> [Task brief]: Copy each line of the following data that contains "name".

- Opening Delimiter -

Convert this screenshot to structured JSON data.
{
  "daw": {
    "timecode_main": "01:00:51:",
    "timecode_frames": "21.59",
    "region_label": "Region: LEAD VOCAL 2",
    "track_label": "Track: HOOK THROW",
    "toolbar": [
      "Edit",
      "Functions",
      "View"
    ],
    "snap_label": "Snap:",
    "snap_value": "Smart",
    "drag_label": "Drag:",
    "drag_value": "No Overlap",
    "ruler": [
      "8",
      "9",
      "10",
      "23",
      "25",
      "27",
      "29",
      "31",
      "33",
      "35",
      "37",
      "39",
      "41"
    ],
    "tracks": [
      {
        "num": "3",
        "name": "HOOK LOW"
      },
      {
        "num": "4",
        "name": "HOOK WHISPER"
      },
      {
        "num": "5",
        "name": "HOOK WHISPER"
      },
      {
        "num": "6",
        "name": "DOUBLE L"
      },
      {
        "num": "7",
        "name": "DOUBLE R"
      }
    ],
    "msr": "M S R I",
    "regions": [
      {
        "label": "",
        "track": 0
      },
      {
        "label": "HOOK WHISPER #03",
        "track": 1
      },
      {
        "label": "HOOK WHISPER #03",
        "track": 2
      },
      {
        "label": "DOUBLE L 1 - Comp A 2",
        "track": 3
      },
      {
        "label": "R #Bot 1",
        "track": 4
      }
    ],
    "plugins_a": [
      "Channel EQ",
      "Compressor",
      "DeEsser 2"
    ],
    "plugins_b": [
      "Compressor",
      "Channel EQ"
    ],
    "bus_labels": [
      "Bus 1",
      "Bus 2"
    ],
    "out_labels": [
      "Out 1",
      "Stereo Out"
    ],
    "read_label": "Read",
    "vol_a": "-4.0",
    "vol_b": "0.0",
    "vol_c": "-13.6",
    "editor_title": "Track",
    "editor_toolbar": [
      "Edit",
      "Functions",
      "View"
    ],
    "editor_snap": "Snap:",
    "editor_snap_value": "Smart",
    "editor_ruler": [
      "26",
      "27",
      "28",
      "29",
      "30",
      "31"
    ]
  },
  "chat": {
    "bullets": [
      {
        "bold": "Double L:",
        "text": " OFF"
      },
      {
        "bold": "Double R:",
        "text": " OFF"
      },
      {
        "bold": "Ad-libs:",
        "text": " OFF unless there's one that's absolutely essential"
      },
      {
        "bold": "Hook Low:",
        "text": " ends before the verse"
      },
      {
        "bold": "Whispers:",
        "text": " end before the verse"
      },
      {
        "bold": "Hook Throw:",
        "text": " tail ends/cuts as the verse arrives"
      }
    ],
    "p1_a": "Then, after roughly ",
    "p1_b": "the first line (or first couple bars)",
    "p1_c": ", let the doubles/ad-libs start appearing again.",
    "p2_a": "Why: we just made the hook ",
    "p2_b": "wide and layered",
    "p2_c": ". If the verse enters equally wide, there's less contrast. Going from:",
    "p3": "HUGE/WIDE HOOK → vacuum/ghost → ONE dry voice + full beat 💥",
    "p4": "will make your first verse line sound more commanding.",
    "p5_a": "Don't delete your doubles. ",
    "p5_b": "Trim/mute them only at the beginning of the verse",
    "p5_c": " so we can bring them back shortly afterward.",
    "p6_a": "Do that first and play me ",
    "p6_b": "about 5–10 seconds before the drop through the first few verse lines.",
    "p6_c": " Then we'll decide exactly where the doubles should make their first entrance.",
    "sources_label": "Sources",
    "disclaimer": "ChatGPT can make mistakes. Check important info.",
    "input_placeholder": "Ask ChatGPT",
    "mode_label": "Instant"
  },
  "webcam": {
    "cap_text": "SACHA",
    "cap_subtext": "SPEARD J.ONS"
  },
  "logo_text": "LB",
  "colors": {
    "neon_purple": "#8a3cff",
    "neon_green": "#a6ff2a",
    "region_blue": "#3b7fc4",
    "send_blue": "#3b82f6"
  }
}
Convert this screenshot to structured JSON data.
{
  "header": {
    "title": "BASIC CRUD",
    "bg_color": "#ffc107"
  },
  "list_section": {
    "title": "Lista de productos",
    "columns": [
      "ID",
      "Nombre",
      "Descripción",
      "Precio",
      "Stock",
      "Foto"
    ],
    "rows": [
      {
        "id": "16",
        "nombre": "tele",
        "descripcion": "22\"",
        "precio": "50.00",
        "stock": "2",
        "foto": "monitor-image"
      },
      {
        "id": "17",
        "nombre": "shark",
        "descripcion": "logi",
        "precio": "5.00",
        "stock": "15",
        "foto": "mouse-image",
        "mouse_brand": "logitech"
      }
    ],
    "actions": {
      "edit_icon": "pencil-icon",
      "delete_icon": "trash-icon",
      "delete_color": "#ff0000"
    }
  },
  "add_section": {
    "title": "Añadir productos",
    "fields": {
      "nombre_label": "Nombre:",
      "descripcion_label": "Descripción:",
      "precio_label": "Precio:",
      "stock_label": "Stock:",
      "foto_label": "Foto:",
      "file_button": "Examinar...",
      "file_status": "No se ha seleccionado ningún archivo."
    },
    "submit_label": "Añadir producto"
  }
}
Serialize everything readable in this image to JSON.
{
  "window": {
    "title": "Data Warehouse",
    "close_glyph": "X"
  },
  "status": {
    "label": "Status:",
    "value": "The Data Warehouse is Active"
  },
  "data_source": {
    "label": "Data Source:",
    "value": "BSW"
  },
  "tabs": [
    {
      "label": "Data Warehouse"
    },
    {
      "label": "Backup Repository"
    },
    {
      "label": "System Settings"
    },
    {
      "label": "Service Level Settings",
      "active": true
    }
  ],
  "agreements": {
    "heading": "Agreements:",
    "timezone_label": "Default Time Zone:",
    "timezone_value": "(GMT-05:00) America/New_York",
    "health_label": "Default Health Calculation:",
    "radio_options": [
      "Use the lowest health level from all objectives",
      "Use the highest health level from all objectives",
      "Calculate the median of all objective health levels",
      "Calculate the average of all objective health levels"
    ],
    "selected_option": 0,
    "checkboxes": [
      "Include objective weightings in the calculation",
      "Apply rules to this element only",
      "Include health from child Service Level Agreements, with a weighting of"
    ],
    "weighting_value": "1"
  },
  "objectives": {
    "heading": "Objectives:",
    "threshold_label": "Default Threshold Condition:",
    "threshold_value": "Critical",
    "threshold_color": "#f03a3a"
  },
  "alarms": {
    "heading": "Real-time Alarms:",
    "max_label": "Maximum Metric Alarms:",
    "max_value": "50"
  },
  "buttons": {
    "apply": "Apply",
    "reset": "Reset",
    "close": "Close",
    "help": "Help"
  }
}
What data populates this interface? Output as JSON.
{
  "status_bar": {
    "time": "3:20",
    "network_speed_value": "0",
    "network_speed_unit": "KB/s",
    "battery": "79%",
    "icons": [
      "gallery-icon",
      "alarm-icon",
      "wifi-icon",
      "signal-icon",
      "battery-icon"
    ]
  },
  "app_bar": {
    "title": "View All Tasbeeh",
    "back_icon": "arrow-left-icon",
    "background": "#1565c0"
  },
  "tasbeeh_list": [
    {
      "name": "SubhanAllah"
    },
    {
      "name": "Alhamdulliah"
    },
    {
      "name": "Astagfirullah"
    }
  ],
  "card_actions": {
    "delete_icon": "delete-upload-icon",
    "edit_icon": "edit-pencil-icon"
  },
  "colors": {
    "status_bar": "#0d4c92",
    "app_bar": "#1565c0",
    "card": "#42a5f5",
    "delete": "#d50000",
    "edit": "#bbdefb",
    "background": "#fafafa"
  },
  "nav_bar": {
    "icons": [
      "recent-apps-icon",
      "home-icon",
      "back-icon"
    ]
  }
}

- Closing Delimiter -

> [Answer below]:
        "name": "HOOK LOW"
        "name": "HOOK WHISPER"
        "name": "HOOK WHISPER"
        "name": "DOUBLE L"
        "name": "DOUBLE R"
      "name": "SubhanAllah"
      "name": "Alhamdulliah"
      "name": "Astagfirullah"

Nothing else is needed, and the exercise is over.